In another recent article on the subject of generics, Ellingrod2 discusses how differences among generics might affect a patient’s response. She describes the case of a 47-year-old male with MDD who received brand-name fluoxetine 20 mg/day. His mood improved after 4 weeks but he experienced delayed ejaculation, which resolved spontaneously after 12 weeks of treatment. Because the patient had recently lost his job and health insurance, his fluoxetine was changed  to a generic formulation. After 9 months on the generic, he reported experiencing delayed ejaculation again. He had no changes in medical history and had not started any new medications. He also had been compliant with his medication, although he mentioned that the fluoxetine tablets looked different when he last refilled his prescription. A call to the pharmacy confirmed that they started dispensing generic fluoxetine from a different manufacturer around the time he refilled his prescription. After receiving the previous generic formulation, his sexual dysfunction resolved within 2 weeks.
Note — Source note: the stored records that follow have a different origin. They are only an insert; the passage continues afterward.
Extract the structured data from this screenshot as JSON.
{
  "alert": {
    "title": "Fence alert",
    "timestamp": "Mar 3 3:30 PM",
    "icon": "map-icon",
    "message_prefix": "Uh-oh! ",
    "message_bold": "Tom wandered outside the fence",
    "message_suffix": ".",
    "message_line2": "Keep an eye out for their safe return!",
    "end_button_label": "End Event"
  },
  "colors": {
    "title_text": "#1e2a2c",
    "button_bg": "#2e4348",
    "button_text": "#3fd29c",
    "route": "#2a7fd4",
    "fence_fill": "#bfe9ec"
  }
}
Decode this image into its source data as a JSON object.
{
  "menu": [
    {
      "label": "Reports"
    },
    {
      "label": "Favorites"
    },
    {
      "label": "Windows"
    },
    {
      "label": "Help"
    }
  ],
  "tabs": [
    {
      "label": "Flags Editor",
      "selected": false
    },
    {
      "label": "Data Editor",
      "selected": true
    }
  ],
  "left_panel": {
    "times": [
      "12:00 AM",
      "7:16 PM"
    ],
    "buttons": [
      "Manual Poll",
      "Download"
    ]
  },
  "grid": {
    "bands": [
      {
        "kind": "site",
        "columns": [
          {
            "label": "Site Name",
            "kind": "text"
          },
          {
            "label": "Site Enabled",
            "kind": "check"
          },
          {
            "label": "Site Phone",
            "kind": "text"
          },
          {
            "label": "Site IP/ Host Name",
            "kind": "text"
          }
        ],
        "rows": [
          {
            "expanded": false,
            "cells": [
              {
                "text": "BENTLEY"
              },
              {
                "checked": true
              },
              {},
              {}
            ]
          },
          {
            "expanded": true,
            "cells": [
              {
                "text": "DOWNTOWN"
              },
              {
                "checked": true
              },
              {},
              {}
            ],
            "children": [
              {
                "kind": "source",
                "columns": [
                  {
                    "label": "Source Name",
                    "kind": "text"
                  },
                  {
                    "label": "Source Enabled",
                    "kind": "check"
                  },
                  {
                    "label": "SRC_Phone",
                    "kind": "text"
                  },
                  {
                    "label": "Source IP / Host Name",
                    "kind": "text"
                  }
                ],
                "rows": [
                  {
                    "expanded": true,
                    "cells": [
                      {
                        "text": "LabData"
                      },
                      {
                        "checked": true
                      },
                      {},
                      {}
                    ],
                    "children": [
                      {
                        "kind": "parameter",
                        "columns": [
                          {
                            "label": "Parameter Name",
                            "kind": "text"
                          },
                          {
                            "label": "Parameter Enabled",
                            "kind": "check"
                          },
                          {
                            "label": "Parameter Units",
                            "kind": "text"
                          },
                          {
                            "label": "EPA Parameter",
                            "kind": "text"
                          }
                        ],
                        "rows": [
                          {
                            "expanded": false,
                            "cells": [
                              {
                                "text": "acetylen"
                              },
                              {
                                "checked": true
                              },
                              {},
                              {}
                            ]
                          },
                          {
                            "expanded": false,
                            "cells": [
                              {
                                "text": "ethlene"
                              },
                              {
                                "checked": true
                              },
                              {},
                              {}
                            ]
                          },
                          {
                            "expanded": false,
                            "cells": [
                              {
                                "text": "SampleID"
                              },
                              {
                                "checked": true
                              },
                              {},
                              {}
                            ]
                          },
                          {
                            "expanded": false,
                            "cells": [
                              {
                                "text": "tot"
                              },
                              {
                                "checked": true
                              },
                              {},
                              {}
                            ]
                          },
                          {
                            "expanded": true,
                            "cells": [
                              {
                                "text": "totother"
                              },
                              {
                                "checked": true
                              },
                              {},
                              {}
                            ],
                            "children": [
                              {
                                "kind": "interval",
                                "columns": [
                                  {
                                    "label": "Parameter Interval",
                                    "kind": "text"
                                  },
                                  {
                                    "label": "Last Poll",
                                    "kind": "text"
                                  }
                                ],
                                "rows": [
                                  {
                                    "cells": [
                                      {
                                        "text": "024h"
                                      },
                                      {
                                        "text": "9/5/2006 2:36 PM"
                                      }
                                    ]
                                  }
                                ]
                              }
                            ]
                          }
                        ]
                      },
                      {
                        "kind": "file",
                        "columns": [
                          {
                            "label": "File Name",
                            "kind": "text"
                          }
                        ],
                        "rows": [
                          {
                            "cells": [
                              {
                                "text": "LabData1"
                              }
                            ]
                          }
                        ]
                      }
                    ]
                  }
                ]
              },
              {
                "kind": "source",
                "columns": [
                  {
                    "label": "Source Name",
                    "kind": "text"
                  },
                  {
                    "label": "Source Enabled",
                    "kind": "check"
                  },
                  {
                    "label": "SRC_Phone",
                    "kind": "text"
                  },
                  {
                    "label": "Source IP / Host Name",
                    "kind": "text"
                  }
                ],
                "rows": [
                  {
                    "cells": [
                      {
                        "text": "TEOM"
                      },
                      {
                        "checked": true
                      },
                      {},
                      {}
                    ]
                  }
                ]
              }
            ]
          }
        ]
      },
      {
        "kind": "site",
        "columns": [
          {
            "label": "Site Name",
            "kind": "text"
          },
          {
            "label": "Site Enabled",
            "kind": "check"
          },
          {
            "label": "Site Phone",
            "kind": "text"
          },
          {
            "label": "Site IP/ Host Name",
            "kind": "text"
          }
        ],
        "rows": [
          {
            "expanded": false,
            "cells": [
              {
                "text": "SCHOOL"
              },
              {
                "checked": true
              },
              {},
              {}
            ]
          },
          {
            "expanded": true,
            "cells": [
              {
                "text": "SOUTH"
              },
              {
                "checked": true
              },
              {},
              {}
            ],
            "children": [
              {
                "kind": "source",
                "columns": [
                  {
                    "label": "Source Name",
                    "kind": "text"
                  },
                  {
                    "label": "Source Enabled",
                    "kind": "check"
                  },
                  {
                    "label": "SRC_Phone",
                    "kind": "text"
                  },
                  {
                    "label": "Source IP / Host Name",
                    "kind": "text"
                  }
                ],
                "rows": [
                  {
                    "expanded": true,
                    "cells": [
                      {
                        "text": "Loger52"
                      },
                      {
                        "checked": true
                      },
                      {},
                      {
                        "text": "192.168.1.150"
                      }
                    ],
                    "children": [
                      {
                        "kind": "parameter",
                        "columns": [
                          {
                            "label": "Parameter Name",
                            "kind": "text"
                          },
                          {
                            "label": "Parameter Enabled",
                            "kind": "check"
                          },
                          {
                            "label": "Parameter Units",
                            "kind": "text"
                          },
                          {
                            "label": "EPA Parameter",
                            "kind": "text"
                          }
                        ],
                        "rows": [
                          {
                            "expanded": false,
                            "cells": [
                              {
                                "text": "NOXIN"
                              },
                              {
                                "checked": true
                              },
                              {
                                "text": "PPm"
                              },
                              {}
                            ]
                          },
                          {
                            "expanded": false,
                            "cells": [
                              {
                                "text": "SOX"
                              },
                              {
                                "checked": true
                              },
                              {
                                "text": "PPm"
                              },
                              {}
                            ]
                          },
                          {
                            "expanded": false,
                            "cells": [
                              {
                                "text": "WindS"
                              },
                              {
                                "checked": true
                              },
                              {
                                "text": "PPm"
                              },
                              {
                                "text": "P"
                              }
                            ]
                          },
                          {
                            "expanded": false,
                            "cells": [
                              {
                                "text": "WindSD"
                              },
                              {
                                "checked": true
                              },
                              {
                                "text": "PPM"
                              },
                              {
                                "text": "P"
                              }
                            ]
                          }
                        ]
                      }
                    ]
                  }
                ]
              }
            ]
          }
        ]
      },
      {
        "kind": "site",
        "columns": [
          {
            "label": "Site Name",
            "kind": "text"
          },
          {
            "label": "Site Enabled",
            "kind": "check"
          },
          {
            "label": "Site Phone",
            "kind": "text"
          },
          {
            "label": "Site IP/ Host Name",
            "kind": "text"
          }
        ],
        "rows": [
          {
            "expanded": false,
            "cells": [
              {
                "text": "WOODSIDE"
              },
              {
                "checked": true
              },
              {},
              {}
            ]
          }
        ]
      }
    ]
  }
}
Ellingrod, in discussing the implications of switching to and among generics, notes that “pharmaceutical manufacturers developing a generic drug must create a product that will deliver the same amount of medication at the same rate and in the same form (ie, tablet, capsule, suspension, etc.) as the brand-name product.” While the FDA requires that bioequivalence studies be conducted, they “usually include fewer than 40 healthy individuals.” A new generic formulation does not have to be tested against other generic formulations, rather, only against the brand-name drug. Therefore, two generic formulations may differ substantially in terms of their pharmacokinetics. Generic drugs are also not required to contain identical inactive ingredients, possibly leading to unwanted clinical effects if therapy is switched from the branded product to the generic version, or even to an alternative generic formulation. Although FDA regulations assume that because two formulations are bioequivalent they also are similarly safe and effective, this is not always the case. There are more aspects to this problem than can be addressed in a brief editorial. The literature on the subject, which includes an abundance of case reports, is also too big to summarize. In the future, Primary Psychiatry will devote an entire issue to the actual and theoretical consequences of switching from brand to generic and generic to another generic drug.

I want to thank the guest editor for this issue, Leslie Zun, MD, for her update on behavioral emergencies. In addition to the theme-based articles, Donna Antonucci, MD, and colleagues present data on patient experience and satisfaction with lisdexamfetamine  dimesylate in adults with attention-deficit/hyperactivity disorder. Kim S. Griswold, MD, MPH, and colleagues discuss access to primary care and whether mental health peers are effective in  helping patients after a psychiatric emergency. Finally, there is a letter to the editor responding to a recent case report about a presumed pharmacokinetic interaction between modafinil and quetiapine that may have led to psychotic relapse.  PP

 

References

1. Margolese HC, Wolf Y, Desmarais JE, Beauclaira L. Loss of response after switching from brand name to generic formulations: three cases and a discussion of key clinical considerations when switching. Int Clin Psychopharmacol. 2010; 25(3):180-182.
2. Ellingrod VL. How differences among generics might affect your patient’s response. Current Psychiatry. 2010;9(5). Available at: www.currentpsychiatry.com/article_pages.asp?aid=8627&UID=. Accessed May 14, 2010.